Eventually God interjects in Job's situation and for two chapters he hammers Job with a barrage of questions impossible for humans to answer but not impossible for God to answer, in order to humble him and remind him that He is bigger than Job. God concludes with one question: "'Do you still want to argue with the Almighty? You are God's critic, but do you have the answers?'" (Job 40:2) But God must have known Job wasn't quite humbled enough, so He continues his questions for another two chapters. Eventually Job cracks...again. But this time he's really driven to his knees in repentance for his arrogance in questioning God (Job 42: 1-6).

My first inclination in all of my struggles has not been to praise God...and I've found it difficult to truly accept these struggles. Sure, I've been driven to my knees in prayer---but when I reflect on my prayer I feel like it's been selfish in nature. I may have uttered in my prayers that God is sovereign and authoritative and whatever He brings, I'll accept....but in my heart I've added something like a P.S. to my prayers that goes something like this: But God, I really want this baby, or We need for our house to sell. While I think it's alright to ask God for specifics, I think we first have to be okay with trusting God for who He is and not trusting in merely what He can do for us. And in order to get to this point, I think we have to be driven to our knees and made uncomfortable even to the point of pain where we have no other option but to see God for who He is.

Job's story ends with restoration. God blesses Job tenfold, and we are told that Job lives a long, full life. Our stories may not all end with restoration in this lifetime, though.

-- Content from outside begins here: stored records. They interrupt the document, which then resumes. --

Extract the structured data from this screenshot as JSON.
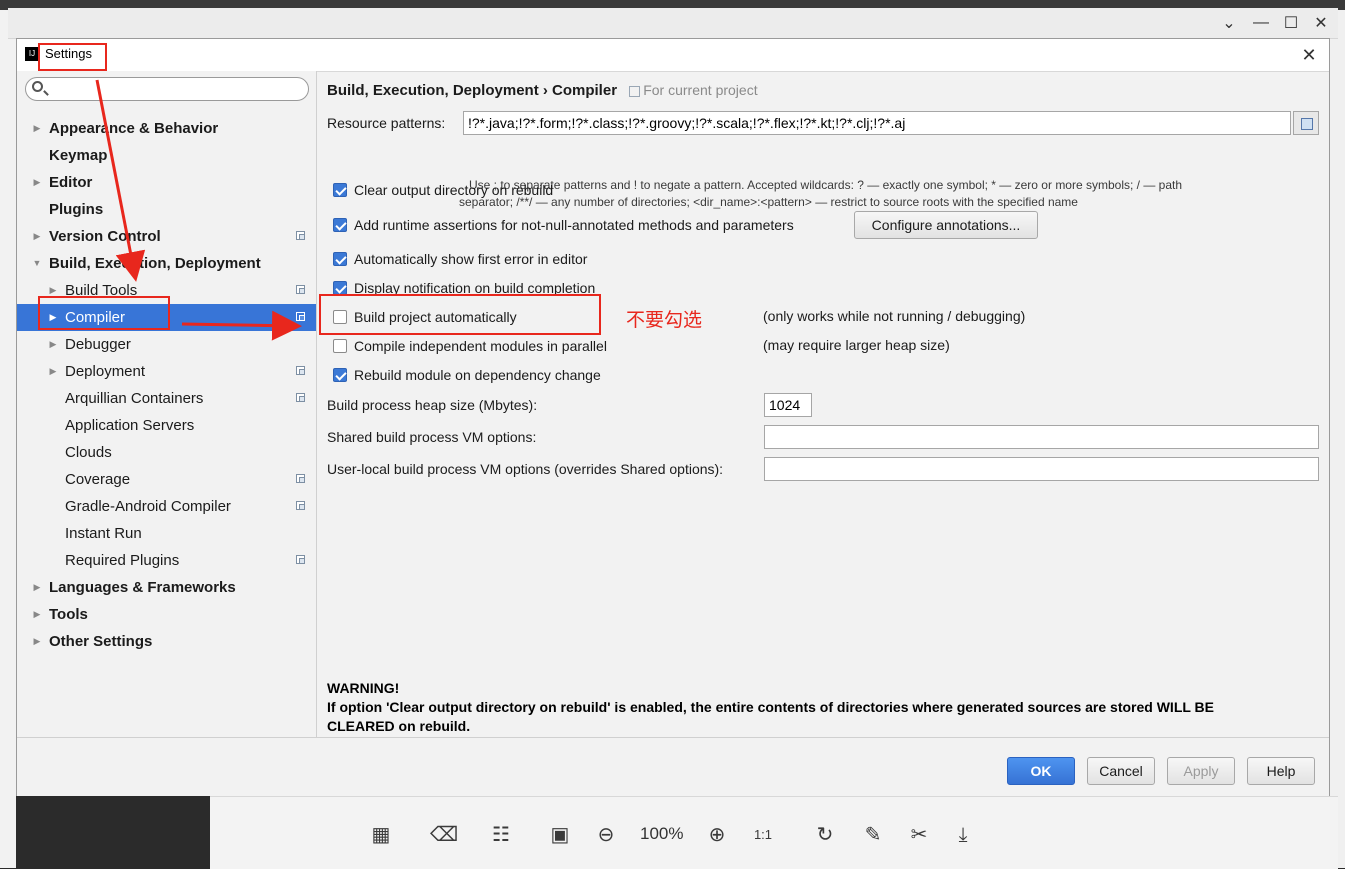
{
  "dialog": {
    "title": "Settings",
    "close_icon": "close-icon"
  },
  "search": {
    "placeholder": "",
    "icon": "search-icon"
  },
  "tree": [
    {
      "label": "Appearance & Behavior",
      "bold": true,
      "arrow": "collapsed",
      "level": 0,
      "project": false
    },
    {
      "label": "Keymap",
      "bold": true,
      "arrow": "none",
      "level": 0,
      "project": false
    },
    {
      "label": "Editor",
      "bold": true,
      "arrow": "collapsed",
      "level": 0,
      "project": false
    },
    {
      "label": "Plugins",
      "bold": true,
      "arrow": "none",
      "level": 0,
      "project": false
    },
    {
      "label": "Version Control",
      "bold": true,
      "arrow": "collapsed",
      "level": 0,
      "project": true
    },
    {
      "label": "Build, Execution, Deployment",
      "bold": true,
      "arrow": "expanded",
      "level": 0,
      "project": false
    },
    {
      "label": "Build Tools",
      "bold": false,
      "arrow": "collapsed",
      "level": 1,
      "project": true
    },
    {
      "label": "Compiler",
      "bold": false,
      "arrow": "collapsed",
      "level": 1,
      "project": true,
      "selected": true
    },
    {
      "label": "Debugger",
      "bold": false,
      "arrow": "collapsed",
      "level": 1,
      "project": false
    },
    {
      "label": "Deployment",
      "bold": false,
      "arrow": "collapsed",
      "level": 1,
      "project": true
    },
    {
      "label": "Arquillian Containers",
      "bold": false,
      "arrow": "none",
      "level": 1,
      "project": true
    },
    {
      "label": "Application Servers",
      "bold": false,
      "arrow": "none",
      "level": 1,
      "project": false
    },
    {
      "label": "Clouds",
      "bold": false,
      "arrow": "none",
      "level": 1,
      "project": false
    },
    {
      "label": "Coverage",
      "bold": false,
      "arrow": "none",
      "level": 1,
      "project": true
    },
    {
      "label": "Gradle-Android Compiler",
      "bold": false,
      "arrow": "none",
      "level": 1,
      "project": true
    },
    {
      "label": "Instant Run",
      "bold": false,
      "arrow": "none",
      "level": 1,
      "project": false
    },
    {
      "label": "Required Plugins",
      "bold": false,
      "arrow": "none",
      "level": 1,
      "project": true
    },
    {
      "label": "Languages & Frameworks",
      "bold": true,
      "arrow": "collapsed",
      "level": 0,
      "project": false
    },
    {
      "label": "Tools",
      "bold": true,
      "arrow": "collapsed",
      "level": 0,
      "project": false
    },
    {
      "label": "Other Settings",
      "bold": true,
      "arrow": "collapsed",
      "level": 0,
      "project": false
    }
  ],
  "content": {
    "breadcrumb": "Build, Execution, Deployment › Compiler",
    "breadcrumb_scope": "For current project",
    "resource_patterns_label": "Resource patterns:",
    "resource_patterns_value": "!?*.java;!?*.form;!?*.class;!?*.groovy;!?*.scala;!?*.flex;!?*.kt;!?*.clj;!?*.aj",
    "hint_line1": "Use ; to separate patterns and ! to negate a pattern. Accepted wildcards: ? — exactly one symbol; * — zero or more symbols; / — path",
    "hint_line2": "separator; /**/ — any number of directories; <dir_name>:<pattern> — restrict to source roots with the specified name",
    "checkboxes": [
      {
        "label": "Clear output directory on rebuild",
        "checked": true
      },
      {
        "label": "Add runtime assertions for not-null-annotated methods and parameters",
        "checked": true
      },
      {
        "label": "Automatically show first error in editor",
        "checked": true
      },
      {
        "label": "Display notification on build completion",
        "checked": true
      },
      {
        "label": "Build project automatically",
        "checked": false
      },
      {
        "label": "Compile independent modules in parallel",
        "checked": false
      },
      {
        "label": "Rebuild module on dependency change",
        "checked": true
      }
    ],
    "configure_annotations_button": "Configure annotations...",
    "note_build_auto": "(only works while not running / debugging)",
    "note_parallel": "(may require larger heap size)",
    "heap_size_label": "Build process heap size (Mbytes):",
    "heap_size_value": "1024",
    "shared_vm_label": "Shared build process VM options:",
    "shared_vm_value": "",
    "user_vm_label": "User-local build process VM options (overrides Shared options):",
    "user_vm_value": "",
    "warning_title": "WARNING!",
    "warning_line1": "If option 'Clear output directory on rebuild' is enabled, the entire contents of directories where generated sources are stored WILL BE",
    "warning_line2": "CLEARED on rebuild."
  },
  "footer": {
    "ok": "OK",
    "cancel": "Cancel",
    "apply": "Apply",
    "help": "Help"
  },
  "annotation": {
    "text": "不要勾选",
    "color": "#e8271d"
  },
  "viewer_toolbar": {
    "zoom": "100%",
    "icons": [
      "layout-icon",
      "fit-text-icon",
      "translate-icon",
      "fullscreen-icon",
      "zoom-out-icon",
      "zoom-in-icon",
      "actual-size-icon",
      "rotate-icon",
      "edit-icon",
      "crop-icon",
      "download-icon"
    ]
  },
  "colors": {
    "selection": "#3875d7",
    "primary_button": "#3b79d6",
    "annotation_red": "#e8271d"
  }
}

That would be too easy and wouldn't allow for total submission and reliance on God. However---God does promise that He "...causes everything to work together for the good of those who love God and are called according to his purpose" (Romans 8:28). We might not see restoration here on earth, but as believers we are guaranteed eternal life. That promise is far sweeter than the blessing of a child, selling my house, or success in my career. That's what I want to chase after with all my being. Today I spent time facedown in prayer confessing my arrogance and self-righteousness to think that I should be immune to trials. I can't do it on my own, but I want to rely on God for who He is and not what blessings He will give me. It's not going to be an easy journey...

1 comment:

Stu said...

I like your discussion on Job. Possibly like you, I suspect that when God and Satan's conversation turns to me, He isn't nearly so complimentary. Maybe that's why I've never cared much for that book of the Old Testament. I'm much more of an Ecclesiastes or Daniel man myself.

I think that is because I always seem to come away from the book of Job with the wrong message. I assume that I'm supposed to be exhorted in faith and restored with submissive acceptance of His perfect plan. Yet I can never get past the fact that Job's world was torn apart over a casual wager between God and Satan rather than a thoughtfully designed "purpose" in life. Certainly He never felt the need to own up to the capriciousness of it all to Job. He didn't bother to explain that none of this was really His idea in the first place; none of Job's original 10 children or servants or anybody else caught up in the mayhem were lucky enough to be "restored" in their lifetimes either. So instead I tend to read this book and pray for more faith to combat the cynicism that seems to immediately follow.

But that's me.

I like to think we live in a country where people like you and your husband can simply get the deposit on your apartment back. Much like the prospective buyers of your home probably didn't forfeit any deposit accompanying their offer when their financing fell through. Again...maybe that's just my wishful thinking.

The last time my wife and I sold our home, we had three contracts fall through for similar reasons. While gut-wrenching, the good news is: if one person has made an acceptable offer on your home, you can be encouraged that other people will too. That's something to take faith in I think.

I admire you and your husband for having the courage to take a chance and make a big change like you are doing: switching jobs and moving to a new home. Lots of folks I know wouldn't be willing to take those sorts of risks. Ever.

Good luck and have a great start to the school year.